## Instructions to follow
Your task is to copy every line of the entries that contains "Museo".

(Component data from apps and pages)
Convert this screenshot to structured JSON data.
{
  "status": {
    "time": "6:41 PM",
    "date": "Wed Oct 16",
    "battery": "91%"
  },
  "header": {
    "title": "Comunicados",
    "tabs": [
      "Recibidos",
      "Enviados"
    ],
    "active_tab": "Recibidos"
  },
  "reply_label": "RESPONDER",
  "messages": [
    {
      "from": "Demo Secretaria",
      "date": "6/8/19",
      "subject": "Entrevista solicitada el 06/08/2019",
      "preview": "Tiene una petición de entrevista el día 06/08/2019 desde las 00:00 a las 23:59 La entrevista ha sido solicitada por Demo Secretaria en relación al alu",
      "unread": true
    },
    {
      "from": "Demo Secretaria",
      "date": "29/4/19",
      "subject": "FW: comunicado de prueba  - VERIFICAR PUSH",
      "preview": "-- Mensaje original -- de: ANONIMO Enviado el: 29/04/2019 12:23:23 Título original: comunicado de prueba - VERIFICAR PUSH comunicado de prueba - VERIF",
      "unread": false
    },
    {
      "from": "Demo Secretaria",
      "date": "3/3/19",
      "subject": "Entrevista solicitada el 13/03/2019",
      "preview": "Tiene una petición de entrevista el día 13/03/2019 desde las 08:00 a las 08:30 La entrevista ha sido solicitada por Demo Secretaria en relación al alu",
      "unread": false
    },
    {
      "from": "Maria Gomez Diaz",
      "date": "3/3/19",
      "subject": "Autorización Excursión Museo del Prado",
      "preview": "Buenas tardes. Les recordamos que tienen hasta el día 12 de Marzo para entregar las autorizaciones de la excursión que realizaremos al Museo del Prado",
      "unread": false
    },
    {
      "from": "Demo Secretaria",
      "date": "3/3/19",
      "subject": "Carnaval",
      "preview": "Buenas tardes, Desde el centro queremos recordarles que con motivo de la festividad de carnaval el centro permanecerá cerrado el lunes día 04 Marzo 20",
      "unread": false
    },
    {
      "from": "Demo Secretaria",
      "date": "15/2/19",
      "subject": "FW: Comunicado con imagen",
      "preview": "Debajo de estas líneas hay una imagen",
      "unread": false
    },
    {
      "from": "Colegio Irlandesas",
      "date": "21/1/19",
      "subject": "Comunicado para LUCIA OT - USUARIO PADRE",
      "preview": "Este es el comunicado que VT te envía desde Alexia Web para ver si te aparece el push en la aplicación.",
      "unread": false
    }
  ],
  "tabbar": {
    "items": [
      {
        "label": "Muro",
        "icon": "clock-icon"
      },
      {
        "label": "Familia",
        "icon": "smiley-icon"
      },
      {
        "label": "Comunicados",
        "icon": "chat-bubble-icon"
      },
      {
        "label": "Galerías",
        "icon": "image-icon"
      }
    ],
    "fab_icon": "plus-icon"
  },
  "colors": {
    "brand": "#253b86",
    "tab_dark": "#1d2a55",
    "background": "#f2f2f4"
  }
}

## Output below
      "subject": "Autorización Excursión Museo del Prado",
      "preview": "Buenas tardes. Les recordamos que tienen hasta el día 12 de Marzo para entregar las autorizaciones de la excursión que realizaremos al Museo del Prado",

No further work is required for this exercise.